Clifton Ambulance Service Provider Arrested, Charged with Health Care Fraud
NEWARK, NJ—A Passaic County man who operates a lucrative New Jersey ambulance company was arrested this morning at his home by special agents of the FBI and the U.S. Department of Health and Human Services, Office of Inspector General (HHS-OIG) on charges he ran the service after being barred from doing business with Medicare and laundered government payments, U.S. Attorney Paul J. Fishman announced.
Imadeldin Awad Khair, 54, of Paterson, New Jersey, is charged by complaint with one count of health care fraud and one count of money laundering. He is expected to appear today before U.S. Magistrate Judge Michael A. Hammer in Newark federal court.
According to the criminal complaint unsealed today:
As a result of his 2003 conviction on a New Jersey state health care charge, Khair was excluded from participating in any capacity in Medicare, Medicaid, or other federal health care program for a minimum period of 11 years.
Despite this, Khair has—since 2011—been an operator and a de facto owner of K & S Invalid Coach, a licensed ambulance and wheelchair transportation service operating out of Clifton, New Jersey. Nearly all of K & S’ patients are Medicare beneficiaries requiring regular transportation to dialysis treatment. Since September 2011, Medicare Part B has paid more than $6million in claims submitted by K & S. Thus far in 2014, K & S has been in the top three percent of the more than 400 ambulance transport providers in the state of New Jersey, as measured by receipt of payments from Medicare.
Since 2011, Khair and others at K & S have concealed his involvement at K & S from Medicare, including his substantial control over K & S’s bank accounts and operations, including the authority to hire and terminate employees, determine employee salaries, and enforce company policies. Since 2011, Khair has received more than $485,000 from K & S, and additional funds have been transferred to his wife.
After Medicare had directly deposited the money into a bank account in the name of K & S, Khair transferred money to various other accounts. In particular, on Nov. 15 2012, Khair wrote a check for $15,500 against a K & S operating account, made payable to an individual with the initials “E.A.,” endorsed by Khair, and deposited into an account in the name of E.A. Including this and other transactions from K & S operating accounts, Khair caused more than $86,000 to be transferred to that account. On Feb. 8, 2013, Khair caused a wire transfer in the amount of $86,295 to be made from the bank account in the name of E.A. for the purpose of completing a real estate transaction through which the property in which Khair resides was nominally transferred to E.A.

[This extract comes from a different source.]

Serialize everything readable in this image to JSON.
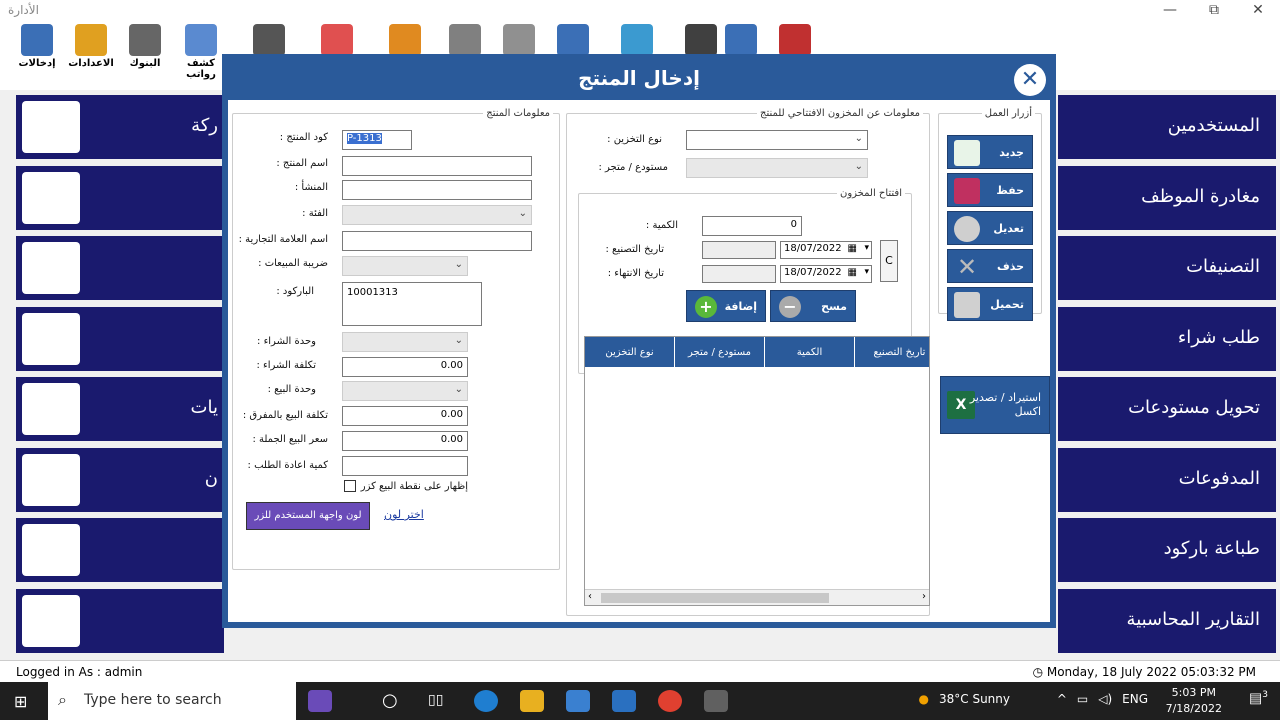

In filing the complaint, the United States is seeking to forfeit the property as proceeds and property involved in money laundering.
Each of the two counts with which Khair is charged carry a maximum potential penalty of 10 years in prison and a fine of $250,000, or twice the gain or loss from the offense.
U.S. Attorney Fishman credited special agents of the Federal Bureau of Investigation, under the direction of Special Agent in Charge Aaron T. Ford in Newark; and HHS-OIG, under the direction of Special Agent in Charge Thomas O’Donnell, with the ongoing investigation leading to these charges.
The government is represented by Assistant U.S. Attorneys Danielle Alfonzo Walsman and Danielle M. Corcione of the U.S. Attorney’s Health Care and Government Fraud Unit, as well as Assistant U.S. Attorney Barbara Ward of the office’s Asset Forfeiture and Money Laundering Unit.
The charges and allegations contained in the complaint are merely accusations and the defendant is considered innocent unless and until proven guilty.
U.S. Attorney Fishman reorganized the health care fraud practice at the New Jersey U.S. Attorney’s Office shortly after taking office, including creating a stand-alone Health Care and Government Fraud Unit to handle both criminal and civil investigations and prosecutions of health care fraud offenses. Since 2010, the office has recovered more than $540 million in health care fraud and government fraud settlements, judgments, fines, restitution and forfeiture under the False Claims Act, the Food, Drug and Cosmetic Act and other statutes.